Part I of the policy refers to railroad and steamboat accidents; Part II to street-car, bus and taxicab accidents, and Part III is as follows:
"PART III. AUTOMOBILE AND SPECIFIED FARM MACHINERY ACCIDENTS (a) For loss of life, both hands or both feet, sight of both eyes or one hand and one foot, sight of one eye and one hand or sight of one eye and one foot, sustained by the wrecking or disablement of any horse drawn or motor driven car or motorcycle in which the Insured is riding or driving or by being accidentally thrown therefrom, including accidents causing Death or disability sustained under the conditions specified in this Part while using or operating farm wagons, mowers, binders, plows and other farm machinery which is motor driven or horse drawn, the Company will pay the sum of . . . . . . $1,000,00 (b) For loss of either hand or foot or sight of one eye sustained as the result of accident specified in Paragraph (a) of this Part, the Company will pay the sum of $400.00."
Respondent's right of recovery, if it exists, is provided for in paragraph (b) above quoted.

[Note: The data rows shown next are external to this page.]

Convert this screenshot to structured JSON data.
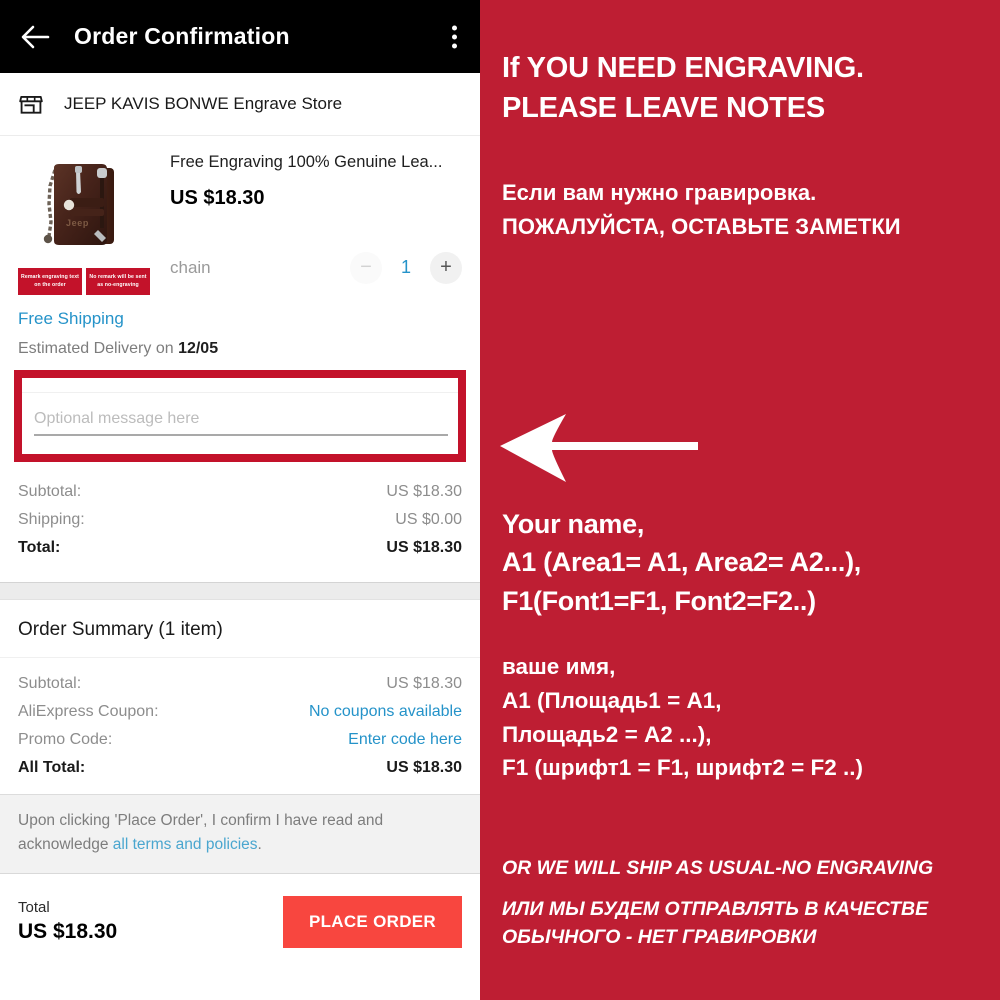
{
  "appbar": {
    "title": "Order Confirmation",
    "back_icon": "back-arrow-icon",
    "menu_icon": "overflow-menu-icon"
  },
  "store": {
    "icon": "storefront-icon",
    "name": "JEEP KAVIS BONWE Engrave Store"
  },
  "product": {
    "title": "Free Engraving 100% Genuine Lea...",
    "price": "US $18.30",
    "variant": "chain",
    "quantity": "1",
    "decrease_label": "−",
    "increase_label": "+",
    "image_badges": [
      "Remark engraving text on the order",
      "No remark will be sent as no-engraving"
    ],
    "image_brand": "Jeep"
  },
  "shipping": {
    "method": "Free Shipping",
    "eta_prefix": "Estimated Delivery on ",
    "eta_date": "12/05"
  },
  "message_box": {
    "placeholder": "Optional message here",
    "value": "",
    "highlight_color": "#c3122a"
  },
  "totals": [
    {
      "label": "Subtotal:",
      "value": "US $18.30",
      "strong": false
    },
    {
      "label": "Shipping:",
      "value": "US $0.00",
      "strong": false
    },
    {
      "label": "Total:",
      "value": "US $18.30",
      "strong": true
    }
  ],
  "order_summary": {
    "heading": "Order Summary (1 item)",
    "rows": [
      {
        "label": "Subtotal:",
        "value": "US $18.30",
        "link": false,
        "strong": false
      },
      {
        "label": "AliExpress Coupon:",
        "value": "No coupons available",
        "link": true,
        "strong": false
      },
      {
        "label": "Promo Code:",
        "value": "Enter code here",
        "link": true,
        "strong": false
      },
      {
        "label": "All Total:",
        "value": "US $18.30",
        "link": false,
        "strong": true
      }
    ]
  },
  "terms": {
    "text_before": "Upon clicking 'Place Order', I confirm I have read and acknowledge ",
    "link_text": "all terms and policies",
    "text_after": "."
  },
  "bottom_bar": {
    "total_label": "Total",
    "total_value": "US $18.30",
    "place_order_label": "PLACE ORDER",
    "place_order_color": "#f8463f"
  },
  "poster": {
    "background_color": "#be1e33",
    "heading_en": "If YOU NEED ENGRAVING. PLEASE LEAVE NOTES",
    "heading_ru": "Если вам нужно гравировка. ПОЖАЛУЙСТА, ОСТАВЬТЕ ЗАМЕТКИ",
    "arrow_icon": "left-arrow-icon",
    "example_en": "Your name,\nA1  (Area1= A1, Area2= A2...),\nF1(Font1=F1, Font2=F2..)",
    "example_ru": "ваше имя,\nA1 (Площадь1 = A1,\nПлощадь2 = A2 ...),\nF1 (шрифт1 = F1, шрифт2 = F2 ..)",
    "footer_en": "OR WE WILL SHIP AS USUAL-NO ENGRAVING",
    "footer_ru": "ИЛИ МЫ БУДЕМ ОТПРАВЛЯТЬ В КАЧЕСТВЕ ОБЫЧНОГО - НЕТ ГРАВИРОВКИ"
  }
}
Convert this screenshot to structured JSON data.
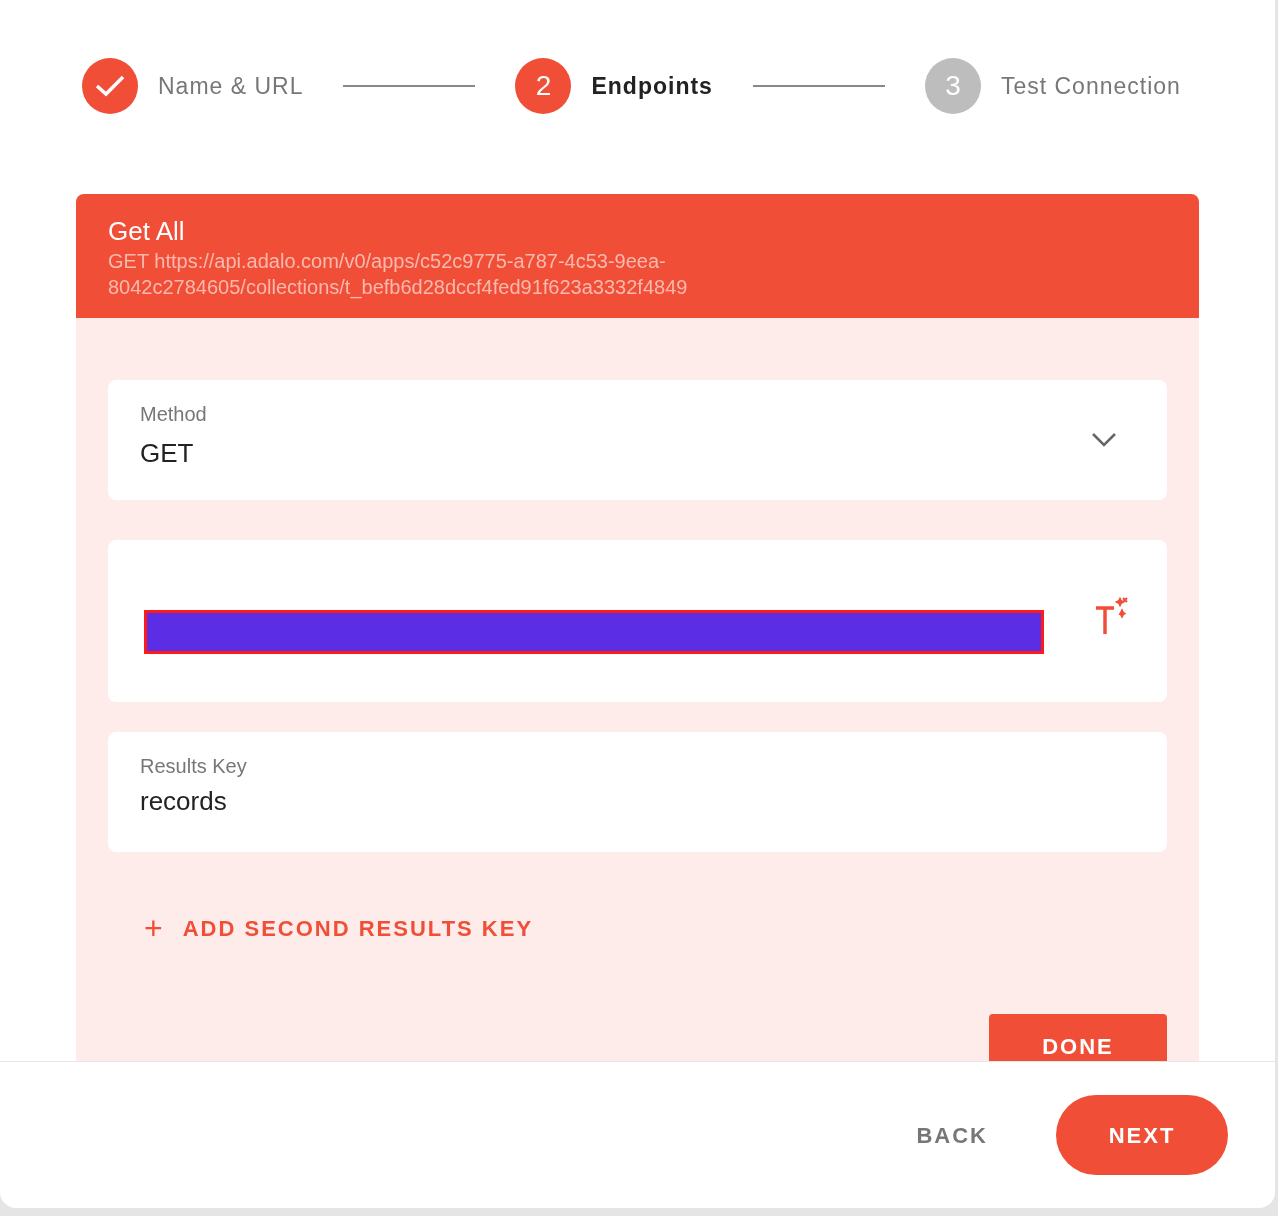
{
  "steps": [
    {
      "label": "Name & URL",
      "kind": "done"
    },
    {
      "label": "Endpoints",
      "number": "2",
      "kind": "current"
    },
    {
      "label": "Test Connection",
      "number": "3",
      "kind": "upcoming"
    }
  ],
  "endpoint": {
    "title": "Get All",
    "subtitle": "GET https://api.adalo.com/v0/apps/c52c9775-a787-4c53-9eea-8042c2784605/collections/t_befb6d28dccf4fed91f623a3332f4849",
    "method": {
      "label": "Method",
      "value": "GET"
    },
    "url": {
      "redacted": true
    },
    "results_key": {
      "label": "Results Key",
      "value": "records"
    },
    "add_link": {
      "icon": "+",
      "label": "ADD SECOND RESULTS KEY"
    },
    "done_button": "DONE"
  },
  "footer": {
    "back": "BACK",
    "next": "NEXT"
  }
}
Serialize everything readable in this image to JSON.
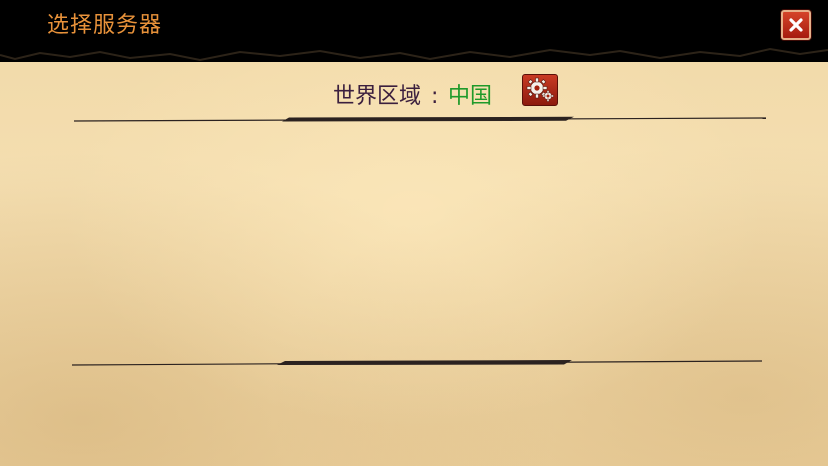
{
  "header": {
    "title": "选择服务器",
    "close_icon": "close-icon"
  },
  "region": {
    "label": "世界区域",
    "separator": ":",
    "value": "中国",
    "settings_icon": "gear-icon"
  },
  "colors": {
    "title": "#e8923a",
    "region_label": "#3b1f3e",
    "region_value": "#1f9a2a",
    "close_button": "#c4311d",
    "parchment": "#f2dba9"
  }
}
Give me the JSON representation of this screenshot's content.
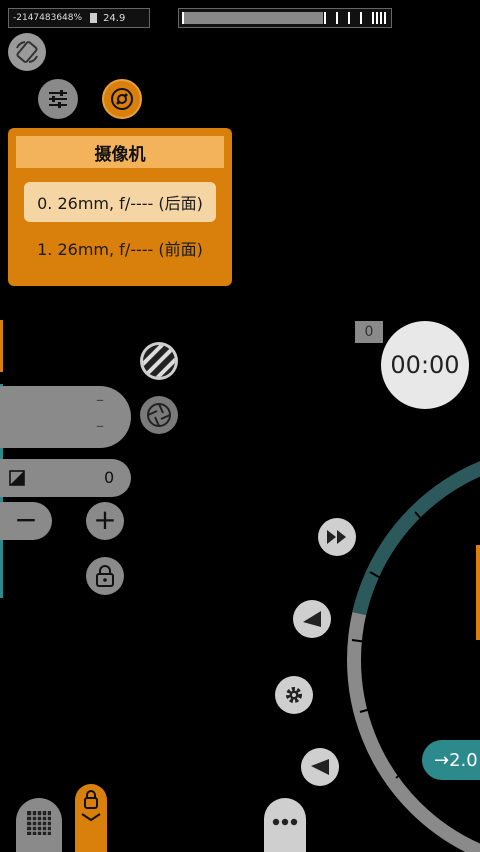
{
  "status": {
    "memory": "-2147483648%",
    "temp": "24.9"
  },
  "camera_menu": {
    "title": "摄像机",
    "options": [
      {
        "label": "0. 26mm, f/---- (后面)",
        "selected": true
      },
      {
        "label": "1. 26mm, f/---- (前面)",
        "selected": false
      }
    ]
  },
  "exposure": {
    "value": "0",
    "minus": "−",
    "plus": "+"
  },
  "slider_marks": [
    "–",
    "–"
  ],
  "photo_counter": "0",
  "timer": "00:00",
  "zoom_label": "→2.0",
  "colors": {
    "accent_orange": "#d9800c",
    "teal": "#2c5a5c",
    "gray": "#8a8a8a"
  }
}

In construing that paragraph reference must be had to the provisions of paragraph (a) in order to determine what is meant by the phrase "as the result of the accident specified in paragraph (a) of this Part." What accident, if any, to which the facts of this case are applicable is specified in paragraph (a) and covered by paragraph (b)?
Appellant would make the phrase "sustained by the wrecking or disablement" controlling. As we understand appellant's contention it amounts to this: That respondent is not entitled to recover if the loss of the sight of his eye was occasioned by the accident which wrecked the wagon, unless the injury was produced by the wreck; that the evidence fails to show the object which destroyed the sight of his eye came from, or was set in motion by the wreck, and, therefore, he is not entitled to recover.
We are not in accord with that contention. The contract must be read and considered as a whole, and the meaning and intention of the parties determined therefrom. When so read it is clear they agreed appellant would pay respondent the compensation therein mentioned in the event of the loss of the sight of one eye, sustained in an accident which wrecked a horse-drawn farm wagon while he was operating and using it.
The trial judge found, and the finding is supported by the evidence, "that said injury and disablement was sustained through external, violent and accidental means and independently of all other causes, and was sustained as a result of the accident," hereinbefore described.
It is true the evidence does not show what struck respondent's eye, nor does it show conclusively what put the missile in motion, but the reasonable inference from the undisputed testimony is that the object which struck respondent's eye, and destroyed the sight of it, was put in motion by the accident which wrecked the wagon, and was one of the results thereof. These facts bring respondent's injury within the meaning of the contract of insurance expressed in the policy.
Issues of fact in civil cases are to be determined in accordance with the preponderance of the evidence and need not be established beyond a reasonable doubt. ( Adams v. Bunker Hill etc. Min. Co., 12 Idaho 637, 89 P. 624, 11 L.R.A., N.S., 844; Newman v. Great Shoshone etc. Power Co., 28 Idaho 764, 156 Pac. 111; Roe v. Boise Grocery Co., 53 Idaho 82, 21 P.2d 910.)
The judgment is affirmed. Costs are awarded to respondent.
Budge, C.J., and Givens, Holden and Wernette, JJ., concur.